## [EXERCISE BRIEF]
Nothing may be changed. Give the entries below again exactly.

## [DATA TO PROCESS]
- Opening Delimiter -

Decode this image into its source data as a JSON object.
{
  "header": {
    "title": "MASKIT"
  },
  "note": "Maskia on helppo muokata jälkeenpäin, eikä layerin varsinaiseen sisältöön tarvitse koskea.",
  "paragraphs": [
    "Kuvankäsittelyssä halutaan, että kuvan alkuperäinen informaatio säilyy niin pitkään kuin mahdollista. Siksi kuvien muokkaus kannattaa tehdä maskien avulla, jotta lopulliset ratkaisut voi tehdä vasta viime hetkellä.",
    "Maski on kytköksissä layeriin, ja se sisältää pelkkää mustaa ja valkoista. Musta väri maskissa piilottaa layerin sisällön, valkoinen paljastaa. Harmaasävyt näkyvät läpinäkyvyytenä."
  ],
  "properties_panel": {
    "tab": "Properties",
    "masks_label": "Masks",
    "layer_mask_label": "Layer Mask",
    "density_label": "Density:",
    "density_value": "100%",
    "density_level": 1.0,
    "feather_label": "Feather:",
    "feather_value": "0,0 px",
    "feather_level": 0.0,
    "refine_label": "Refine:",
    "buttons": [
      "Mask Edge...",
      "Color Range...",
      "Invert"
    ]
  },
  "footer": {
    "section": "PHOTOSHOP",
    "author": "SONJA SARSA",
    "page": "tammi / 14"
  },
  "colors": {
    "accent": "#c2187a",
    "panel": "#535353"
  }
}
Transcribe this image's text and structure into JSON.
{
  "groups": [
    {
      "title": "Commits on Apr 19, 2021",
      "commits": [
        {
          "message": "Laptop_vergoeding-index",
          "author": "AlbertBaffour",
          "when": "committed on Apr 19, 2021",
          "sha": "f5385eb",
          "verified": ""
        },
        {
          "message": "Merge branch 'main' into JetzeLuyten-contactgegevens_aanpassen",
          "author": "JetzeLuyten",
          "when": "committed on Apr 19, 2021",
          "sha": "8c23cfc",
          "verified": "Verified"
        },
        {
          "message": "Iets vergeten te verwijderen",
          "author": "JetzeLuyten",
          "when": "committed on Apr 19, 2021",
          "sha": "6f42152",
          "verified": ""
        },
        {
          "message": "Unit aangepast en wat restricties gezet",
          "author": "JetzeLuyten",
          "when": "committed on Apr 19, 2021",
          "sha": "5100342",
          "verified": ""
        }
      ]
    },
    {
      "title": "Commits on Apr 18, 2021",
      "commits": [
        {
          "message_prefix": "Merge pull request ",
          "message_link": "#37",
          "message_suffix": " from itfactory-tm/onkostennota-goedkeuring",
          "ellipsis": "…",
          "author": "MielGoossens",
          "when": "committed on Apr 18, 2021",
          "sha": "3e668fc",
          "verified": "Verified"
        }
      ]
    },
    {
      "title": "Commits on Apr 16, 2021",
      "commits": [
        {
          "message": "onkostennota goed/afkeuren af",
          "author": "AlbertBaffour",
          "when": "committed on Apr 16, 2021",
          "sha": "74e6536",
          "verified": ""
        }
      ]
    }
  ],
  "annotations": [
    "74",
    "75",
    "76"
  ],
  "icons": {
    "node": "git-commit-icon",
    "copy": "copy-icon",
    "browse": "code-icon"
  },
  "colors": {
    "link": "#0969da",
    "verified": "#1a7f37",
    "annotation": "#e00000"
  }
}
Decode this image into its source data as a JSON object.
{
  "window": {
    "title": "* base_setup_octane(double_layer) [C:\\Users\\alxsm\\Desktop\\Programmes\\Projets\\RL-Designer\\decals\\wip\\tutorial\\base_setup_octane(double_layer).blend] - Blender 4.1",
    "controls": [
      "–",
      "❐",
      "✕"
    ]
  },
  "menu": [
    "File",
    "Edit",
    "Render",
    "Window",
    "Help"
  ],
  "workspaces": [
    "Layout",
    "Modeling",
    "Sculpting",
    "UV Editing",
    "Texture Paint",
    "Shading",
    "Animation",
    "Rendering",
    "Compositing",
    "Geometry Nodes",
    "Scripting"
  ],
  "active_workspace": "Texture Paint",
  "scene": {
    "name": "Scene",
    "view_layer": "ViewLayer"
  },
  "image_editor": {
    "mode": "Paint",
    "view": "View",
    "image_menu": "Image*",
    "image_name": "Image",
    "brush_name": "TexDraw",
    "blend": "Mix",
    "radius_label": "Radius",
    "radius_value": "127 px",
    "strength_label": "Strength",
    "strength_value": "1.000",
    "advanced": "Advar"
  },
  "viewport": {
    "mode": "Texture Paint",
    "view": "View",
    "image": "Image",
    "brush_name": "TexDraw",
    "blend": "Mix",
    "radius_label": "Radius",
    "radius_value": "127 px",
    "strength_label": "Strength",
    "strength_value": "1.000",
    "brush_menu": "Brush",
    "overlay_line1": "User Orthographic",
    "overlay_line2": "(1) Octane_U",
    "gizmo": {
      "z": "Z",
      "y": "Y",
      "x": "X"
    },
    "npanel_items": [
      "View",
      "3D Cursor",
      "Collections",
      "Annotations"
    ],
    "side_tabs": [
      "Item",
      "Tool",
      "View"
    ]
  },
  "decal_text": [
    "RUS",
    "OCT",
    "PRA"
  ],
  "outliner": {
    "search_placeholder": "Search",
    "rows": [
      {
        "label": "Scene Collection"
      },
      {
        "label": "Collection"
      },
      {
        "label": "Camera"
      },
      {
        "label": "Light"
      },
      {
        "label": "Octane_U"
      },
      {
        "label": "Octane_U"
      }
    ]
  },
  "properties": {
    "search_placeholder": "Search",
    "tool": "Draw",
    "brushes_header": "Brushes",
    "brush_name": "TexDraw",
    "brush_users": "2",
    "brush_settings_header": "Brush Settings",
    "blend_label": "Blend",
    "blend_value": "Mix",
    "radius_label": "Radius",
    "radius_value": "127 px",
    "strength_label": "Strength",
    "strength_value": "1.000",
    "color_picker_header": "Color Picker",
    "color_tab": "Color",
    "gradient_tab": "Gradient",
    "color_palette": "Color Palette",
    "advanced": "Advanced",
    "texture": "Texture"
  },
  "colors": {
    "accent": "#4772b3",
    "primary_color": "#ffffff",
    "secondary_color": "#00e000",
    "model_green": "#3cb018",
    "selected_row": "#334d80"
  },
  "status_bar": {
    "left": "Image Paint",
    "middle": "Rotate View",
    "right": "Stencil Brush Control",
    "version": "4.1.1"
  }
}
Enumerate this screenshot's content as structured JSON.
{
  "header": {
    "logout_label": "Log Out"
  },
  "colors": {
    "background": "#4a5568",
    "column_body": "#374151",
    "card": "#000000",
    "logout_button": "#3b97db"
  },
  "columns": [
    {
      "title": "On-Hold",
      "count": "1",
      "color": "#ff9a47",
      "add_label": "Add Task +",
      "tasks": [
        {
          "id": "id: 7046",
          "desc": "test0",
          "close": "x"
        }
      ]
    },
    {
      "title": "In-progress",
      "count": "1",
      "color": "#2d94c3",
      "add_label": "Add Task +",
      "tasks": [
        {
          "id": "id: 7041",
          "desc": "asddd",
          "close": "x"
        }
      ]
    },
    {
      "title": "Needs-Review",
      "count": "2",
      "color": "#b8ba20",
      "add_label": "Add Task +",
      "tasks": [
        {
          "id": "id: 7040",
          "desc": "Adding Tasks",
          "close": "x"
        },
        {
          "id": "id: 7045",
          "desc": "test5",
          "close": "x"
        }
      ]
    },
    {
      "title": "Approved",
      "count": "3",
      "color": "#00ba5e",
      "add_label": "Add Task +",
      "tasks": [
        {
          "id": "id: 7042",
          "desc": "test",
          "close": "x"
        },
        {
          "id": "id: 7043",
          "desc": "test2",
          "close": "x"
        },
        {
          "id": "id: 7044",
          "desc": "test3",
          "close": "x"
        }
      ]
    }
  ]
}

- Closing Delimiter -

## [SOLUTION]
Decode this image into its source data as a JSON object.
{
  "header": {
    "title": "MASKIT"
  },
  "note": "Maskia on helppo muokata jälkeenpäin, eikä layerin varsinaiseen sisältöön tarvitse koskea.",
  "paragraphs": [
    "Kuvankäsittelyssä halutaan, että kuvan alkuperäinen informaatio säilyy niin pitkään kuin mahdollista. Siksi kuvien muokkaus kannattaa tehdä maskien avulla, jotta lopulliset ratkaisut voi tehdä vasta viime hetkellä.",
    "Maski on kytköksissä layeriin, ja se sisältää pelkkää mustaa ja valkoista. Musta väri maskissa piilottaa layerin sisällön, valkoinen paljastaa. Harmaasävyt näkyvät läpinäkyvyytenä."
  ],
  "properties_panel": {
    "tab": "Properties",
    "masks_label": "Masks",
    "layer_mask_label": "Layer Mask",
    "density_label": "Density:",
    "density_value": "100%",
    "density_level": 1.0,
    "feather_label": "Feather:",
    "feather_value": "0,0 px",
    "feather_level": 0.0,
    "refine_label": "Refine:",
    "buttons": [
      "Mask Edge...",
      "Color Range...",
      "Invert"
    ]
  },
  "footer": {
    "section": "PHOTOSHOP",
    "author": "SONJA SARSA",
    "page": "tammi / 14"
  },
  "colors": {
    "accent": "#c2187a",
    "panel": "#535353"
  }
}
Transcribe this image's text and structure into JSON.
{
  "groups": [
    {
      "title": "Commits on Apr 19, 2021",
      "commits": [
        {
          "message": "Laptop_vergoeding-index",
          "author": "AlbertBaffour",
          "when": "committed on Apr 19, 2021",
          "sha": "f5385eb",
          "verified": ""
        },
        {
          "message": "Merge branch 'main' into JetzeLuyten-contactgegevens_aanpassen",
          "author": "JetzeLuyten",
          "when": "committed on Apr 19, 2021",
          "sha": "8c23cfc",
          "verified": "Verified"
        },
        {
          "message": "Iets vergeten te verwijderen",
          "author": "JetzeLuyten",
          "when": "committed on Apr 19, 2021",
          "sha": "6f42152",
          "verified": ""
        },
        {
          "message": "Unit aangepast en wat restricties gezet",
          "author": "JetzeLuyten",
          "when": "committed on Apr 19, 2021",
          "sha": "5100342",
          "verified": ""
        }
      ]
    },
    {
      "title": "Commits on Apr 18, 2021",
      "commits": [
        {
          "message_prefix": "Merge pull request ",
          "message_link": "#37",
          "message_suffix": " from itfactory-tm/onkostennota-goedkeuring",
          "ellipsis": "…",
          "author": "MielGoossens",
          "when": "committed on Apr 18, 2021",
          "sha": "3e668fc",
          "verified": "Verified"
        }
      ]
    },
    {
      "title": "Commits on Apr 16, 2021",
      "commits": [
        {
          "message": "onkostennota goed/afkeuren af",
          "author": "AlbertBaffour",
          "when": "committed on Apr 16, 2021",
          "sha": "74e6536",
          "verified": ""
        }
      ]
    }
  ],
  "annotations": [
    "74",
    "75",
    "76"
  ],
  "icons": {
    "node": "git-commit-icon",
    "copy": "copy-icon",
    "browse": "code-icon"
  },
  "colors": {
    "link": "#0969da",
    "verified": "#1a7f37",
    "annotation": "#e00000"
  }
}
Decode this image into its source data as a JSON object.
{
  "window": {
    "title": "* base_setup_octane(double_layer) [C:\\Users\\alxsm\\Desktop\\Programmes\\Projets\\RL-Designer\\decals\\wip\\tutorial\\base_setup_octane(double_layer).blend] - Blender 4.1",
    "controls": [
      "–",
      "❐",
      "✕"
    ]
  },
  "menu": [
    "File",
    "Edit",
    "Render",
    "Window",
    "Help"
  ],
  "workspaces": [
    "Layout",
    "Modeling",
    "Sculpting",
    "UV Editing",
    "Texture Paint",
    "Shading",
    "Animation",
    "Rendering",
    "Compositing",
    "Geometry Nodes",
    "Scripting"
  ],
  "active_workspace": "Texture Paint",
  "scene": {
    "name": "Scene",
    "view_layer": "ViewLayer"
  },
  "image_editor": {
    "mode": "Paint",
    "view": "View",
    "image_menu": "Image*",
    "image_name": "Image",
    "brush_name": "TexDraw",
    "blend": "Mix",
    "radius_label": "Radius",
    "radius_value": "127 px",
    "strength_label": "Strength",
    "strength_value": "1.000",
    "advanced": "Advar"
  },
  "viewport": {
    "mode": "Texture Paint",
    "view": "View",
    "image": "Image",
    "brush_name": "TexDraw",
    "blend": "Mix",
    "radius_label": "Radius",
    "radius_value": "127 px",
    "strength_label": "Strength",
    "strength_value": "1.000",
    "brush_menu": "Brush",
    "overlay_line1": "User Orthographic",
    "overlay_line2": "(1) Octane_U",
    "gizmo": {
      "z": "Z",
      "y": "Y",
      "x": "X"
    },
    "npanel_items": [
      "View",
      "3D Cursor",
      "Collections",
      "Annotations"
    ],
    "side_tabs": [
      "Item",
      "Tool",
      "View"
    ]
  },
  "decal_text": [
    "RUS",
    "OCT",
    "PRA"
  ],
  "outliner": {
    "search_placeholder": "Search",
    "rows": [
      {
        "label": "Scene Collection"
      },
      {
        "label": "Collection"
      },
      {
        "label": "Camera"
      },
      {
        "label": "Light"
      },
      {
        "label": "Octane_U"
      },
      {
        "label": "Octane_U"
      }
    ]
  },
  "properties": {
    "search_placeholder": "Search",
    "tool": "Draw",
    "brushes_header": "Brushes",
    "brush_name": "TexDraw",
    "brush_users": "2",
    "brush_settings_header": "Brush Settings",
    "blend_label": "Blend",
    "blend_value": "Mix",
    "radius_label": "Radius",
    "radius_value": "127 px",
    "strength_label": "Strength",
    "strength_value": "1.000",
    "color_picker_header": "Color Picker",
    "color_tab": "Color",
    "gradient_tab": "Gradient",
    "color_palette": "Color Palette",
    "advanced": "Advanced",
    "texture": "Texture"
  },
  "colors": {
    "accent": "#4772b3",
    "primary_color": "#ffffff",
    "secondary_color": "#00e000",
    "model_green": "#3cb018",
    "selected_row": "#334d80"
  },
  "status_bar": {
    "left": "Image Paint",
    "middle": "Rotate View",
    "right": "Stencil Brush Control",
    "version": "4.1.1"
  }
}
Enumerate this screenshot's content as structured JSON.
{
  "header": {
    "logout_label": "Log Out"
  },
  "colors": {
    "background": "#4a5568",
    "column_body": "#374151",
    "card": "#000000",
    "logout_button": "#3b97db"
  },
  "columns": [
    {
      "title": "On-Hold",
      "count": "1",
      "color": "#ff9a47",
      "add_label": "Add Task +",
      "tasks": [
        {
          "id": "id: 7046",
          "desc": "test0",
          "close": "x"
        }
      ]
    },
    {
      "title": "In-progress",
      "count": "1",
      "color": "#2d94c3",
      "add_label": "Add Task +",
      "tasks": [
        {
          "id": "id: 7041",
          "desc": "asddd",
          "close": "x"
        }
      ]
    },
    {
      "title": "Needs-Review",
      "count": "2",
      "color": "#b8ba20",
      "add_label": "Add Task +",
      "tasks": [
        {
          "id": "id: 7040",
          "desc": "Adding Tasks",
          "close": "x"
        },
        {
          "id": "id: 7045",
          "desc": "test5",
          "close": "x"
        }
      ]
    },
    {
      "title": "Approved",
      "count": "3",
      "color": "#00ba5e",
      "add_label": "Add Task +",
      "tasks": [
        {
          "id": "id: 7042",
          "desc": "test",
          "close": "x"
        },
        {
          "id": "id: 7043",
          "desc": "test2",
          "close": "x"
        },
        {
          "id": "id: 7044",
          "desc": "test3",
          "close": "x"
        }
      ]
    }
  ]
}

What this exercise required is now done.